**Exercise requirements:** How many of the lines below have "unknown" in them? Say the number and nothing more.

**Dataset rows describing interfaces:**
============================================================

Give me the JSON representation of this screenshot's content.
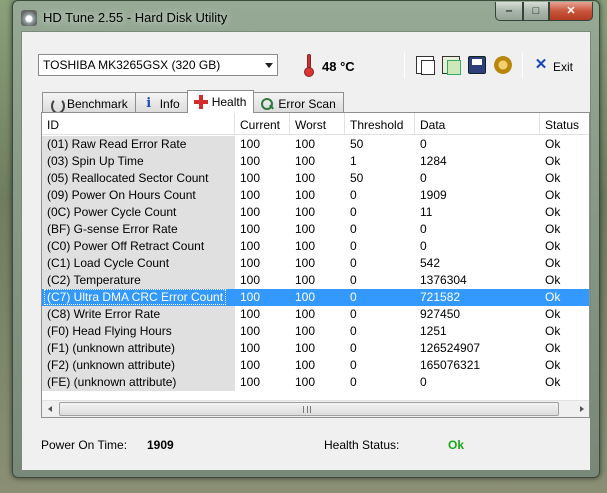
{
  "window": {
    "title": "HD Tune 2.55 - Hard Disk Utility",
    "controls": {
      "minimize": "‒",
      "maximize": "□",
      "close": "✕"
    }
  },
  "toolbar": {
    "disk": "TOSHIBA MK3265GSX (320 GB)",
    "temperature": "48 °C",
    "exit_label": "Exit",
    "icons": [
      "copy-icon",
      "copy-all-icon",
      "save-icon",
      "options-icon",
      "exit-icon"
    ]
  },
  "tabs": [
    {
      "label": "Benchmark",
      "icon": "benchmark-icon",
      "active": false
    },
    {
      "label": "Info",
      "icon": "info-icon",
      "active": false
    },
    {
      "label": "Health",
      "icon": "health-icon",
      "active": true
    },
    {
      "label": "Error Scan",
      "icon": "error-scan-icon",
      "active": false
    }
  ],
  "table": {
    "columns": [
      "ID",
      "Current",
      "Worst",
      "Threshold",
      "Data",
      "Status"
    ],
    "rows": [
      [
        "(01) Raw Read Error Rate",
        "100",
        "100",
        "50",
        "0",
        "Ok"
      ],
      [
        "(03) Spin Up Time",
        "100",
        "100",
        "1",
        "1284",
        "Ok"
      ],
      [
        "(05) Reallocated Sector Count",
        "100",
        "100",
        "50",
        "0",
        "Ok"
      ],
      [
        "(09) Power On Hours Count",
        "100",
        "100",
        "0",
        "1909",
        "Ok"
      ],
      [
        "(0C) Power Cycle Count",
        "100",
        "100",
        "0",
        "11",
        "Ok"
      ],
      [
        "(BF) G-sense Error Rate",
        "100",
        "100",
        "0",
        "0",
        "Ok"
      ],
      [
        "(C0) Power Off Retract Count",
        "100",
        "100",
        "0",
        "0",
        "Ok"
      ],
      [
        "(C1) Load Cycle Count",
        "100",
        "100",
        "0",
        "542",
        "Ok"
      ],
      [
        "(C2) Temperature",
        "100",
        "100",
        "0",
        "1376304",
        "Ok"
      ],
      [
        "(C7) Ultra DMA CRC Error Count",
        "100",
        "100",
        "0",
        "721582",
        "Ok"
      ],
      [
        "(C8) Write Error Rate",
        "100",
        "100",
        "0",
        "927450",
        "Ok"
      ],
      [
        "(F0) Head Flying Hours",
        "100",
        "100",
        "0",
        "1251",
        "Ok"
      ],
      [
        "(F1) (unknown attribute)",
        "100",
        "100",
        "0",
        "126524907",
        "Ok"
      ],
      [
        "(F2) (unknown attribute)",
        "100",
        "100",
        "0",
        "165076321",
        "Ok"
      ],
      [
        "(FE) (unknown attribute)",
        "100",
        "100",
        "0",
        "0",
        "Ok"
      ]
    ],
    "selected_row": 9
  },
  "footer": {
    "power_on_label": "Power On Time:",
    "power_on_value": "1909",
    "health_label": "Health Status:",
    "health_value": "Ok"
  },
  "colors": {
    "selection": "#3399ff",
    "health_ok": "#1aa81a",
    "id_column_bg": "#e0e0e0"
  }
}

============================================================

**Finished exercise:** 3